These days a lot of people rely on grandparents for help with childcare. Nursery fees are high, salaries are frozen and inflation is creeping up. If both parents have to work, sometimes the only way to make it cost effective is if someone can look after the kids for free.
With my parents living 152 miles away this was never going to be an option for our family. And I have often envied the people I know whose parents live nearby and regularly help with babysitting or pop in to catch up and help tidy up the daily fallout.
But when I started to imagine what life would be like if my parents lived just around the corner, I realised there would be other benefits I could take advantage of…
Most of the gorgeous, vintage baby clothes that my mother kept all these years from my childhood, for me to pass on to my daughter, are now flecked with bright poster paints or tarnished with avocado and banana stains.

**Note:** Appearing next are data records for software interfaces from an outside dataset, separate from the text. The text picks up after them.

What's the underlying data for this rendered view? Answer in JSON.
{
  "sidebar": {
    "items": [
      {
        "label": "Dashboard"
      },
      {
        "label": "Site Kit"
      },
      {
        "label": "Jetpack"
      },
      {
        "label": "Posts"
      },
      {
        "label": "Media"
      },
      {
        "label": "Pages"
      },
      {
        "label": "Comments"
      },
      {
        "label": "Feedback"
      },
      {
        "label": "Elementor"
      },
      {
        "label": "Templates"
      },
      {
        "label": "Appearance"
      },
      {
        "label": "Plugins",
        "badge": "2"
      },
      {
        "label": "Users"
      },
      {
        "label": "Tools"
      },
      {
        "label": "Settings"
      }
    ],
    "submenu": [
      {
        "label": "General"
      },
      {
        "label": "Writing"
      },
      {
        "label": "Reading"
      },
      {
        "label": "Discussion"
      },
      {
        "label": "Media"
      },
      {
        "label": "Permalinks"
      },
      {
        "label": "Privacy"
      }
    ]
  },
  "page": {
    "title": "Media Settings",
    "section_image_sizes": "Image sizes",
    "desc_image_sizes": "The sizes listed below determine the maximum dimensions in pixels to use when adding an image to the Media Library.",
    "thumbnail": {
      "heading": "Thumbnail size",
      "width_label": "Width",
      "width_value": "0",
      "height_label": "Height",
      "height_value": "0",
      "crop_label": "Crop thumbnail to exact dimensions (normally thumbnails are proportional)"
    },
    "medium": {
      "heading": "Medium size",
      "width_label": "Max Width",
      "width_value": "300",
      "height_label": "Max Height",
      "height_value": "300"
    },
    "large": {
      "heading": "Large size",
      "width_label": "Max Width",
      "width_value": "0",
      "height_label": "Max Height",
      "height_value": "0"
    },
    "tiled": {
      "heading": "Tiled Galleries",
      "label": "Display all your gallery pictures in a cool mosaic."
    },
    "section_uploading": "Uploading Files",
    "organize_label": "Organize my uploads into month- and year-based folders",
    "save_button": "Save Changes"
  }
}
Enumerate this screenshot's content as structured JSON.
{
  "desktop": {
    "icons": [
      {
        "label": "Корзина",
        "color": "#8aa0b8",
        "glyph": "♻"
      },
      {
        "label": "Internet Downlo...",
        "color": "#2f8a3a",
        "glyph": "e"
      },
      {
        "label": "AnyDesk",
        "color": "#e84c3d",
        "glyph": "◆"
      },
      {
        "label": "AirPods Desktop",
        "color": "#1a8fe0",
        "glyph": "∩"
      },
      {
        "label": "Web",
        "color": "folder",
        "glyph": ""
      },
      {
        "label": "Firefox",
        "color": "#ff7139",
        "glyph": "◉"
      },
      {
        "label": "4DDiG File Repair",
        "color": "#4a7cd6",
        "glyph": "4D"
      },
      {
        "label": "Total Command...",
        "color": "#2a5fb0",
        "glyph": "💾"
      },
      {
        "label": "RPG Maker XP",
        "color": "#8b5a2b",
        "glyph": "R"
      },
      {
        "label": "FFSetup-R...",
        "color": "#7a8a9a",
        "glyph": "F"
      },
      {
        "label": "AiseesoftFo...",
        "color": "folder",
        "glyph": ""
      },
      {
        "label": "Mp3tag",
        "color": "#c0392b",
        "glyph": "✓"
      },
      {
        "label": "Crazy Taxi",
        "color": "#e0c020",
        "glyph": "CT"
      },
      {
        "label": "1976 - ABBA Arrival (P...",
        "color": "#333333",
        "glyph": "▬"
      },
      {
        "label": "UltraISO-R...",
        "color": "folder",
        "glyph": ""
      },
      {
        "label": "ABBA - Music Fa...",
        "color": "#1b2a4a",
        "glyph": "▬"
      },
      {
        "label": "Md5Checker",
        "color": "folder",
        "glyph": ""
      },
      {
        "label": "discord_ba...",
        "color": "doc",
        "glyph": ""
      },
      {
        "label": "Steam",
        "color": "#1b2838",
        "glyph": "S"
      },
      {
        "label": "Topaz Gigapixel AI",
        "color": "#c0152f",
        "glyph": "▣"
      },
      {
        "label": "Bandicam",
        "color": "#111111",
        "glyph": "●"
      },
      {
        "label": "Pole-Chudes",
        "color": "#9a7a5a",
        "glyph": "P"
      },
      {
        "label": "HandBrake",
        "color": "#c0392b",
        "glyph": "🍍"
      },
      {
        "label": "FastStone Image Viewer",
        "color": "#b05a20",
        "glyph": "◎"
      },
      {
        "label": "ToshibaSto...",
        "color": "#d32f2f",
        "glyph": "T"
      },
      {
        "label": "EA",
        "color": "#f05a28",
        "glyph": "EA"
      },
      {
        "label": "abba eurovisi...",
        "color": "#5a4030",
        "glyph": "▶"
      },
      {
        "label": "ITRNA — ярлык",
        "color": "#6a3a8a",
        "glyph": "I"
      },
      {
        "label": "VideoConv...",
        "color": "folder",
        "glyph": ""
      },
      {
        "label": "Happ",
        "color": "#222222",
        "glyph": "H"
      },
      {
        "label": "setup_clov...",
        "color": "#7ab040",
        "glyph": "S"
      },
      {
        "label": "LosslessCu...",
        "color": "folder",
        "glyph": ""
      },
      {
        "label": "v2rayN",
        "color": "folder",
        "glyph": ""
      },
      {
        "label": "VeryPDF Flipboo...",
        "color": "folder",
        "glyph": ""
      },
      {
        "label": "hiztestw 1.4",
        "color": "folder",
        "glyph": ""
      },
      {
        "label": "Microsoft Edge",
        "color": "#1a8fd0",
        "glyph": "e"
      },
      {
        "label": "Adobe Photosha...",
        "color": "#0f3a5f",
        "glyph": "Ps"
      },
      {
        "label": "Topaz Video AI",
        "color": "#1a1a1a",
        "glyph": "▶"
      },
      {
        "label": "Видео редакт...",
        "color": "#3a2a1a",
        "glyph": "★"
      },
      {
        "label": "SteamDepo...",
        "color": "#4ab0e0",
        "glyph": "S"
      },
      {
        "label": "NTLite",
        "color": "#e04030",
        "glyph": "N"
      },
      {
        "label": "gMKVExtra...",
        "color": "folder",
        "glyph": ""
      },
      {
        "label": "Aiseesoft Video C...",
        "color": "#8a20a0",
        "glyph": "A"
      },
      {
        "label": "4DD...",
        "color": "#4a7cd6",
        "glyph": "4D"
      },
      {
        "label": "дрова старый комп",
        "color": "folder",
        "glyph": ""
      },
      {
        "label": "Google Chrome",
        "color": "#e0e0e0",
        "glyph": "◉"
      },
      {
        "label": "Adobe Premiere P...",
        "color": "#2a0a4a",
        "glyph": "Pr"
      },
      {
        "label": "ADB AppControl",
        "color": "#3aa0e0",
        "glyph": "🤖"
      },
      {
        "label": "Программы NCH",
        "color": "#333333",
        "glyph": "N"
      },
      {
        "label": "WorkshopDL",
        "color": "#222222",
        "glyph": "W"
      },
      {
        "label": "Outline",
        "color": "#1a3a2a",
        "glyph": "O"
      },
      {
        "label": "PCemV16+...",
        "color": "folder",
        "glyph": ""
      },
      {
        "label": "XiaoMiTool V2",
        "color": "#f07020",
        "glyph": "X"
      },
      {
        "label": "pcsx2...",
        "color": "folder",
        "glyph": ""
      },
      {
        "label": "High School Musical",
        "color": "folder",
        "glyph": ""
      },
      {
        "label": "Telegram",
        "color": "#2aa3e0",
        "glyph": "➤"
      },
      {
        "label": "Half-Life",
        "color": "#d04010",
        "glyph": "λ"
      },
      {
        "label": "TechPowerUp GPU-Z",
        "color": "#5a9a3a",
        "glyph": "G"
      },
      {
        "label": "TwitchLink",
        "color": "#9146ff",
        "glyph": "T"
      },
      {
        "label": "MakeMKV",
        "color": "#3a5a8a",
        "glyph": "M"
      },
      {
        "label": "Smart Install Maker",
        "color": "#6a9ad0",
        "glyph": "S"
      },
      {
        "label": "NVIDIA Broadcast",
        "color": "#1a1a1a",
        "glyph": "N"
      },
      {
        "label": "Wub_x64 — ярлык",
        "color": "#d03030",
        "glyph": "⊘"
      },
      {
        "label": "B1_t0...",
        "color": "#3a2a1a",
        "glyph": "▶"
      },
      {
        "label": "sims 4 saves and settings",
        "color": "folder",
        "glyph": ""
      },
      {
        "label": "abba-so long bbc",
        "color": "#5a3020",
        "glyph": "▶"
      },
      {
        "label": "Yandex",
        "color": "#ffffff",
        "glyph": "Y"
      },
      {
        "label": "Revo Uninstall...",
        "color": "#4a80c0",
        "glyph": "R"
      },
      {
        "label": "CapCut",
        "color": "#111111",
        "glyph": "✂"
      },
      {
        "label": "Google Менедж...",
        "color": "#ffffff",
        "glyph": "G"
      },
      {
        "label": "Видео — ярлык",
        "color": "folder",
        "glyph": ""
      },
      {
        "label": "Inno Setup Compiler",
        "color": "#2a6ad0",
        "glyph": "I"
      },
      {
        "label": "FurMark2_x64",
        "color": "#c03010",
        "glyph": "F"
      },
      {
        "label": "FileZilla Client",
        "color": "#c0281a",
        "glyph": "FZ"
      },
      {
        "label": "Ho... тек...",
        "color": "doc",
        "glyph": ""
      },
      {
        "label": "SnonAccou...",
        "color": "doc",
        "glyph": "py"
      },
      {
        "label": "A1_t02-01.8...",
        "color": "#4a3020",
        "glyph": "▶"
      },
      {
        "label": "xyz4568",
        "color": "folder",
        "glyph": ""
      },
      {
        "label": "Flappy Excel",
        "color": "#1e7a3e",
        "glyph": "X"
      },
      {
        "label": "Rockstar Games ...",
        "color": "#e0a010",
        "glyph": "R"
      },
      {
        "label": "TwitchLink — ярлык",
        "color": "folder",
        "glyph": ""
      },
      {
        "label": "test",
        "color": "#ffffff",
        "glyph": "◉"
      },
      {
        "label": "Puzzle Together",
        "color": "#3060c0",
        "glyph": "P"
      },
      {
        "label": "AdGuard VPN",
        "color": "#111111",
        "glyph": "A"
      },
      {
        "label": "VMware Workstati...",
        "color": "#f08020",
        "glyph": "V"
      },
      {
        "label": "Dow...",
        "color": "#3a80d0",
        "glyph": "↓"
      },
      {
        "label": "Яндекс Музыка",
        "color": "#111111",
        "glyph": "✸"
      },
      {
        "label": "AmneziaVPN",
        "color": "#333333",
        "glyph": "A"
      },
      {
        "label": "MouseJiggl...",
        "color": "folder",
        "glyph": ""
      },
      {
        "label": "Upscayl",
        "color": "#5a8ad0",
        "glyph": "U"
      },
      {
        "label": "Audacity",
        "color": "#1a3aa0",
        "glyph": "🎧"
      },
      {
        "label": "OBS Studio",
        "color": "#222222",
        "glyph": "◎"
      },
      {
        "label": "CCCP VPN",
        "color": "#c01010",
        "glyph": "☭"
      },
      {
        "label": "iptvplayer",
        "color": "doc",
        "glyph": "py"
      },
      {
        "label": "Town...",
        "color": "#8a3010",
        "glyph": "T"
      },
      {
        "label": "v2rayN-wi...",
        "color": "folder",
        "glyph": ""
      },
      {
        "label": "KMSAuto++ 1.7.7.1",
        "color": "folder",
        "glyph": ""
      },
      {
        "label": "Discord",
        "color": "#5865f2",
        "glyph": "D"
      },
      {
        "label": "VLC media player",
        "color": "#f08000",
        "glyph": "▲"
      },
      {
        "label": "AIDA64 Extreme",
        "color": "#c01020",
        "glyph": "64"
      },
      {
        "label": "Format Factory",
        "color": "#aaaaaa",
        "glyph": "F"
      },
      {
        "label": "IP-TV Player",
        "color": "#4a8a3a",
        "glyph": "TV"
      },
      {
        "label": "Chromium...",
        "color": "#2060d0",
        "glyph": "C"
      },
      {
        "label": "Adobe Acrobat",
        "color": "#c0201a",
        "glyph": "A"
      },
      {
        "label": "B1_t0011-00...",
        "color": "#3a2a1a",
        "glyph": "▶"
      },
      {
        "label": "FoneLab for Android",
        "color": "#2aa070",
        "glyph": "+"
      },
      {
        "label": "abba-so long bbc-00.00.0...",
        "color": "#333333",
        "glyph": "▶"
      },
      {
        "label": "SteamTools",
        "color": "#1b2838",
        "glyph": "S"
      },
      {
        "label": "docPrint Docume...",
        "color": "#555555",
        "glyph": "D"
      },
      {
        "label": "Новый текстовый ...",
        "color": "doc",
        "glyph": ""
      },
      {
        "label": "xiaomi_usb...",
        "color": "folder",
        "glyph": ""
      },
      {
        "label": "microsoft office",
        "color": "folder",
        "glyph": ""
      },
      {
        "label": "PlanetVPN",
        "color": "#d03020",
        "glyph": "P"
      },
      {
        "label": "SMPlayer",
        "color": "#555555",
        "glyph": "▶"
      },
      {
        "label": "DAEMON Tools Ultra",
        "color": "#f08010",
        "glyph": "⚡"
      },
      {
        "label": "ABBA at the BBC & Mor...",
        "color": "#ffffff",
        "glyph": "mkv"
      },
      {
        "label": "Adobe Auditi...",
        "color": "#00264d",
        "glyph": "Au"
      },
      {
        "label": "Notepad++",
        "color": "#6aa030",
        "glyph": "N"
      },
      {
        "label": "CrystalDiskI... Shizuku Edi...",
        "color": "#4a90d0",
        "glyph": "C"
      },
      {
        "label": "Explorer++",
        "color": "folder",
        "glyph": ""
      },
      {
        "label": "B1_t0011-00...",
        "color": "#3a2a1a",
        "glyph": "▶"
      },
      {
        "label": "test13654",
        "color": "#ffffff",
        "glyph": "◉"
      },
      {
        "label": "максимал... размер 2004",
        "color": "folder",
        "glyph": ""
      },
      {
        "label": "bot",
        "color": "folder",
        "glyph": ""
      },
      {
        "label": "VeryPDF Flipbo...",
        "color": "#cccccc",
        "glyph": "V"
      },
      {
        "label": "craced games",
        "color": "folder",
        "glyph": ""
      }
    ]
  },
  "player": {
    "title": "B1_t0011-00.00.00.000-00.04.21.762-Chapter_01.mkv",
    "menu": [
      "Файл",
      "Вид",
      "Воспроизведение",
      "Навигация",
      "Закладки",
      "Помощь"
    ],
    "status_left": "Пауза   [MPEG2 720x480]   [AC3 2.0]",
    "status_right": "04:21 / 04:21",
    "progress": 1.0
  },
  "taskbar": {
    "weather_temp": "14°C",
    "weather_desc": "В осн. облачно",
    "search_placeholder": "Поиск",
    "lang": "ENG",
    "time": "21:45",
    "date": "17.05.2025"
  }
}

I try to soak them overnight, treat them with stain remover and wash them on the right cycle, I really do. But I know my mother could work her magic in an instant if I just popped a bag round to her house every week or so.
All those plans I had to paint chalkboards on my kitchen cupboards, customise second-hand bargains into shabby chic furniture, even put photographs into frames and hang them on my walls, are still stuck inside a notebook. I can’t help thinking, if I had my very own Handy Andy and Kirstie Allsopp on my doorstep – together we might have brought some of those To Do Lists to life.
Gardener’s Question Time
My father taught me to garden when I was just a toddler raking up leaves. Although, now I have my own toddler, I can see I must have been much more of a hindrance than the helper I felt at the time. He is still my sage when it comes to how to plant, when to prune and what are actually weeds. But our digital communication is limited. I need his green fingers here in the flesh.
Ladies Who Lunch
In our family, shopping, sightseeing, day-tripping, any excursion from the house pretty much, is really just an excuse to go for a spot of lunch. My daughter and I sometimes go for meatballs at IKEA, but it’s not quite the same. If only I had my top dining companions close by – there are plenty of places I’d like to try. But I suppose lunch wouldn’t always be on them if it became a weekly event…
Oh to be able to cross over the road to do the (quick) crossword with my mother over a nice cup of coffee whenever we felt like it.
Sunday is never the same anywhere other than home. And even though I’m starting to make my own home somewhere new now, it would be good to invite my parents to Sunday lunch once in a while. Then they can have a turn relaxing and reading the papers, while I fret about not over-cooking the meat and spend all afternoon clearing up, as they slump in a food-induced coma, before asking, just as I’m finished, what is for supper. Hmmmm, perhaps I’m not quite ready to inherit the Sunday Lunch throne just yet. But I could help peel the potatoes and do the dishes as my parents’ house every week.
There are a lot of reasons I would like to live closer to my family. But they say absence makes the heart grow fonder. I wonder, if my mother did live two doors down, whether I would still appreciate her quite as much as I do.